▸ WHAT TO WORK ON:
Quote the whole listing word for word, please.

▸ DATA IN THIS EXERCISE:
.....
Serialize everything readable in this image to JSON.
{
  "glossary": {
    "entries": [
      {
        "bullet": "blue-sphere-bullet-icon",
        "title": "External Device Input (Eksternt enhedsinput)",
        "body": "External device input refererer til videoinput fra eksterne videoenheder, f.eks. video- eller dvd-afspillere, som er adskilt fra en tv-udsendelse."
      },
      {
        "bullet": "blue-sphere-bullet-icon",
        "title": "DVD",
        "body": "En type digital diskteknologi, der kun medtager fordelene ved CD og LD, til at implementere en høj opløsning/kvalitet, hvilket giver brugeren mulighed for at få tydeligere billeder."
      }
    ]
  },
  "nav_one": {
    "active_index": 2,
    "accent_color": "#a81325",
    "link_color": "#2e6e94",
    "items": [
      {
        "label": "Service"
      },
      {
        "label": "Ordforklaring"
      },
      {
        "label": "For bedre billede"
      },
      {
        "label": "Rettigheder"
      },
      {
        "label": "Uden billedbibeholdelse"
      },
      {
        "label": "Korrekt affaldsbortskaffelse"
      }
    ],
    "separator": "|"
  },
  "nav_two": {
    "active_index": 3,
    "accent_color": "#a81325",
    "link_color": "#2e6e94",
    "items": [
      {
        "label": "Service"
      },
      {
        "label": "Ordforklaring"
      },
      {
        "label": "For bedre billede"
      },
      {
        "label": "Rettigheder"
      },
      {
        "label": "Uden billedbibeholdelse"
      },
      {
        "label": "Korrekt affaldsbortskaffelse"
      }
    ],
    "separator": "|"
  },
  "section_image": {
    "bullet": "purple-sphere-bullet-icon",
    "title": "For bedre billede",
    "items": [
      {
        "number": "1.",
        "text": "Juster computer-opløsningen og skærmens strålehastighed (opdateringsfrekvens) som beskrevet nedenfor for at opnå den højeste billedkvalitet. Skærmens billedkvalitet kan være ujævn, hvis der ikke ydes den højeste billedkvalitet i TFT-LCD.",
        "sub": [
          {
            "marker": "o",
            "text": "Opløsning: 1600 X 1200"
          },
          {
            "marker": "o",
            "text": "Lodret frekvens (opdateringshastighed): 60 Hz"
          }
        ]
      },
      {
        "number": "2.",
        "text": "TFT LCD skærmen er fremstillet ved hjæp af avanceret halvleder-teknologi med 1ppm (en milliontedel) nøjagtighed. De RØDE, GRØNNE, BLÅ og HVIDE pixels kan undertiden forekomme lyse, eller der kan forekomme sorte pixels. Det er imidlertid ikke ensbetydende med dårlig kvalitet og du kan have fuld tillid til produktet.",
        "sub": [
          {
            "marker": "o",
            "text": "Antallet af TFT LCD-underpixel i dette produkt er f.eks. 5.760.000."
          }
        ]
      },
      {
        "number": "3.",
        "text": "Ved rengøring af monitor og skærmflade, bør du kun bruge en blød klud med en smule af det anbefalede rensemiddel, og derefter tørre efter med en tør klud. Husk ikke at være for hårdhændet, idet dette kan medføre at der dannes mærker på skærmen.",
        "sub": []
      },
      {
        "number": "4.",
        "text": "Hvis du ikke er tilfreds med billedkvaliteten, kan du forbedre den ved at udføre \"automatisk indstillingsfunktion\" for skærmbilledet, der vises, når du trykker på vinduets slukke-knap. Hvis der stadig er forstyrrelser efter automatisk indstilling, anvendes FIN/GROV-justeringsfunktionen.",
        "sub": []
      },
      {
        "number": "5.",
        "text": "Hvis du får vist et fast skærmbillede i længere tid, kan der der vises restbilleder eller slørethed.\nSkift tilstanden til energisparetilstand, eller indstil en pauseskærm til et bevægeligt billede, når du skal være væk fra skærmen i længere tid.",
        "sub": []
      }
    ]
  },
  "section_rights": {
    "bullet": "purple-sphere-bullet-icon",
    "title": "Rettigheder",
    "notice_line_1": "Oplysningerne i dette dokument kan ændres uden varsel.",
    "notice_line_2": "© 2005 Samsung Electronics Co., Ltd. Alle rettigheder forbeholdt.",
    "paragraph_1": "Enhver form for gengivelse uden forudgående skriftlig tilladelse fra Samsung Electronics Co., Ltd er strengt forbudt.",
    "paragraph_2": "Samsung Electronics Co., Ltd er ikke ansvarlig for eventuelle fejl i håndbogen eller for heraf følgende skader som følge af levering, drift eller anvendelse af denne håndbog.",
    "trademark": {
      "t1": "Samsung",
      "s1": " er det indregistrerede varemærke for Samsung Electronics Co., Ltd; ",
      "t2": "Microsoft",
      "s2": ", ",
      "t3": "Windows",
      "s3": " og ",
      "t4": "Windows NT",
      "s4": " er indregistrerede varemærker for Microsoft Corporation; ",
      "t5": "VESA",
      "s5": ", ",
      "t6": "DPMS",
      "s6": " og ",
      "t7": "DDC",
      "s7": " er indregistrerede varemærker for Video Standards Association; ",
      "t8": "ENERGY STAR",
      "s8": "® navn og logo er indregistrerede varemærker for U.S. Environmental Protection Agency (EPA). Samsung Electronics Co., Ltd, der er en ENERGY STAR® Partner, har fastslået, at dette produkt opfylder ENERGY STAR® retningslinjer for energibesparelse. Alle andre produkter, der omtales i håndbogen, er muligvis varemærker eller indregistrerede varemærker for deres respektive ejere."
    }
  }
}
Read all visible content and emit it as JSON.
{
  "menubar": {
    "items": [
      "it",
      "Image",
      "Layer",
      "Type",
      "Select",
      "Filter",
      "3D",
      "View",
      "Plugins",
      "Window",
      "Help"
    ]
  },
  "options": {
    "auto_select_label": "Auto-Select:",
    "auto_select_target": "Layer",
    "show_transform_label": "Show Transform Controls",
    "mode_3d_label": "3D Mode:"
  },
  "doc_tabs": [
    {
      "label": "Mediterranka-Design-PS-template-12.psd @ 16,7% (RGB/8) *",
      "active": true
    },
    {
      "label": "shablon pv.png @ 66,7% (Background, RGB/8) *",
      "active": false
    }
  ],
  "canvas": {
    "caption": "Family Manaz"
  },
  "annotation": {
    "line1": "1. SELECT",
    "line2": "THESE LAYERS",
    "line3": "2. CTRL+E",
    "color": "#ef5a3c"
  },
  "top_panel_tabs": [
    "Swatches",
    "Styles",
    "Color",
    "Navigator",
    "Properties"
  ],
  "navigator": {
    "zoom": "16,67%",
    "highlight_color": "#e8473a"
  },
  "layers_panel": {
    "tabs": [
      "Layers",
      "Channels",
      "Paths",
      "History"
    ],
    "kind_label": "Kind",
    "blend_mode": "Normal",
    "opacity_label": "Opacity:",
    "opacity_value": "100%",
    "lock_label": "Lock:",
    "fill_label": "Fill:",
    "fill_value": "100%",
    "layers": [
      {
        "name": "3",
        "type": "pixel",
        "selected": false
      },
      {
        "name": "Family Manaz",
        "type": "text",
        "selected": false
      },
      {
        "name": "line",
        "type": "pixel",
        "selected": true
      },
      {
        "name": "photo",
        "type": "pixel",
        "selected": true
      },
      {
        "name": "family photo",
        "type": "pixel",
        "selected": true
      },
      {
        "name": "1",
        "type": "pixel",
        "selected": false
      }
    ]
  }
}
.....
▸ ANSWER FOR THE TASK:
Serialize everything readable in this image to JSON.
{
  "glossary": {
    "entries": [
      {
        "bullet": "blue-sphere-bullet-icon",
        "title": "External Device Input (Eksternt enhedsinput)",
        "body": "External device input refererer til videoinput fra eksterne videoenheder, f.eks. video- eller dvd-afspillere, som er adskilt fra en tv-udsendelse."
      },
      {
        "bullet": "blue-sphere-bullet-icon",
        "title": "DVD",
        "body": "En type digital diskteknologi, der kun medtager fordelene ved CD og LD, til at implementere en høj opløsning/kvalitet, hvilket giver brugeren mulighed for at få tydeligere billeder."
      }
    ]
  },
  "nav_one": {
    "active_index": 2,
    "accent_color": "#a81325",
    "link_color": "#2e6e94",
    "items": [
      {
        "label": "Service"
      },
      {
        "label": "Ordforklaring"
      },
      {
        "label": "For bedre billede"
      },
      {
        "label": "Rettigheder"
      },
      {
        "label": "Uden billedbibeholdelse"
      },
      {
        "label": "Korrekt affaldsbortskaffelse"
      }
    ],
    "separator": "|"
  },
  "nav_two": {
    "active_index": 3,
    "accent_color": "#a81325",
    "link_color": "#2e6e94",
    "items": [
      {
        "label": "Service"
      },
      {
        "label": "Ordforklaring"
      },
      {
        "label": "For bedre billede"
      },
      {
        "label": "Rettigheder"
      },
      {
        "label": "Uden billedbibeholdelse"
      },
      {
        "label": "Korrekt affaldsbortskaffelse"
      }
    ],
    "separator": "|"
  },
  "section_image": {
    "bullet": "purple-sphere-bullet-icon",
    "title": "For bedre billede",
    "items": [
      {
        "number": "1.",
        "text": "Juster computer-opløsningen og skærmens strålehastighed (opdateringsfrekvens) som beskrevet nedenfor for at opnå den højeste billedkvalitet. Skærmens billedkvalitet kan være ujævn, hvis der ikke ydes den højeste billedkvalitet i TFT-LCD.",
        "sub": [
          {
            "marker": "o",
            "text": "Opløsning: 1600 X 1200"
          },
          {
            "marker": "o",
            "text": "Lodret frekvens (opdateringshastighed): 60 Hz"
          }
        ]
      },
      {
        "number": "2.",
        "text": "TFT LCD skærmen er fremstillet ved hjæp af avanceret halvleder-teknologi med 1ppm (en milliontedel) nøjagtighed. De RØDE, GRØNNE, BLÅ og HVIDE pixels kan undertiden forekomme lyse, eller der kan forekomme sorte pixels. Det er imidlertid ikke ensbetydende med dårlig kvalitet og du kan have fuld tillid til produktet.",
        "sub": [
          {
            "marker": "o",
            "text": "Antallet af TFT LCD-underpixel i dette produkt er f.eks. 5.760.000."
          }
        ]
      },
      {
        "number": "3.",
        "text": "Ved rengøring af monitor og skærmflade, bør du kun bruge en blød klud med en smule af det anbefalede rensemiddel, og derefter tørre efter med en tør klud. Husk ikke at være for hårdhændet, idet dette kan medføre at der dannes mærker på skærmen.",
        "sub": []
      },
      {
        "number": "4.",
        "text": "Hvis du ikke er tilfreds med billedkvaliteten, kan du forbedre den ved at udføre \"automatisk indstillingsfunktion\" for skærmbilledet, der vises, når du trykker på vinduets slukke-knap. Hvis der stadig er forstyrrelser efter automatisk indstilling, anvendes FIN/GROV-justeringsfunktionen.",
        "sub": []
      },
      {
        "number": "5.",
        "text": "Hvis du får vist et fast skærmbillede i længere tid, kan der der vises restbilleder eller slørethed.\nSkift tilstanden til energisparetilstand, eller indstil en pauseskærm til et bevægeligt billede, når du skal være væk fra skærmen i længere tid.",
        "sub": []
      }
    ]
  },
  "section_rights": {
    "bullet": "purple-sphere-bullet-icon",
    "title": "Rettigheder",
    "notice_line_1": "Oplysningerne i dette dokument kan ændres uden varsel.",
    "notice_line_2": "© 2005 Samsung Electronics Co., Ltd. Alle rettigheder forbeholdt.",
    "paragraph_1": "Enhver form for gengivelse uden forudgående skriftlig tilladelse fra Samsung Electronics Co., Ltd er strengt forbudt.",
    "paragraph_2": "Samsung Electronics Co., Ltd er ikke ansvarlig for eventuelle fejl i håndbogen eller for heraf følgende skader som følge af levering, drift eller anvendelse af denne håndbog.",
    "trademark": {
      "t1": "Samsung",
      "s1": " er det indregistrerede varemærke for Samsung Electronics Co., Ltd; ",
      "t2": "Microsoft",
      "s2": ", ",
      "t3": "Windows",
      "s3": " og ",
      "t4": "Windows NT",
      "s4": " er indregistrerede varemærker for Microsoft Corporation; ",
      "t5": "VESA",
      "s5": ", ",
      "t6": "DPMS",
      "s6": " og ",
      "t7": "DDC",
      "s7": " er indregistrerede varemærker for Video Standards Association; ",
      "t8": "ENERGY STAR",
      "s8": "® navn og logo er indregistrerede varemærker for U.S. Environmental Protection Agency (EPA). Samsung Electronics Co., Ltd, der er en ENERGY STAR® Partner, har fastslået, at dette produkt opfylder ENERGY STAR® retningslinjer for energibesparelse. Alle andre produkter, der omtales i håndbogen, er muligvis varemærker eller indregistrerede varemærker for deres respektive ejere."
    }
  }
}
Read all visible content and emit it as JSON.
{
  "menubar": {
    "items": [
      "it",
      "Image",
      "Layer",
      "Type",
      "Select",
      "Filter",
      "3D",
      "View",
      "Plugins",
      "Window",
      "Help"
    ]
  },
  "options": {
    "auto_select_label": "Auto-Select:",
    "auto_select_target": "Layer",
    "show_transform_label": "Show Transform Controls",
    "mode_3d_label": "3D Mode:"
  },
  "doc_tabs": [
    {
      "label": "Mediterranka-Design-PS-template-12.psd @ 16,7% (RGB/8) *",
      "active": true
    },
    {
      "label": "shablon pv.png @ 66,7% (Background, RGB/8) *",
      "active": false
    }
  ],
  "canvas": {
    "caption": "Family Manaz"
  },
  "annotation": {
    "line1": "1. SELECT",
    "line2": "THESE LAYERS",
    "line3": "2. CTRL+E",
    "color": "#ef5a3c"
  },
  "top_panel_tabs": [
    "Swatches",
    "Styles",
    "Color",
    "Navigator",
    "Properties"
  ],
  "navigator": {
    "zoom": "16,67%",
    "highlight_color": "#e8473a"
  },
  "layers_panel": {
    "tabs": [
      "Layers",
      "Channels",
      "Paths",
      "History"
    ],
    "kind_label": "Kind",
    "blend_mode": "Normal",
    "opacity_label": "Opacity:",
    "opacity_value": "100%",
    "lock_label": "Lock:",
    "fill_label": "Fill:",
    "fill_value": "100%",
    "layers": [
      {
        "name": "3",
        "type": "pixel",
        "selected": false
      },
      {
        "name": "Family Manaz",
        "type": "text",
        "selected": false
      },
      {
        "name": "line",
        "type": "pixel",
        "selected": true
      },
      {
        "name": "photo",
        "type": "pixel",
        "selected": true
      },
      {
        "name": "family photo",
        "type": "pixel",
        "selected": true
      },
      {
        "name": "1",
        "type": "pixel",
        "selected": false
      }
    ]
  }
}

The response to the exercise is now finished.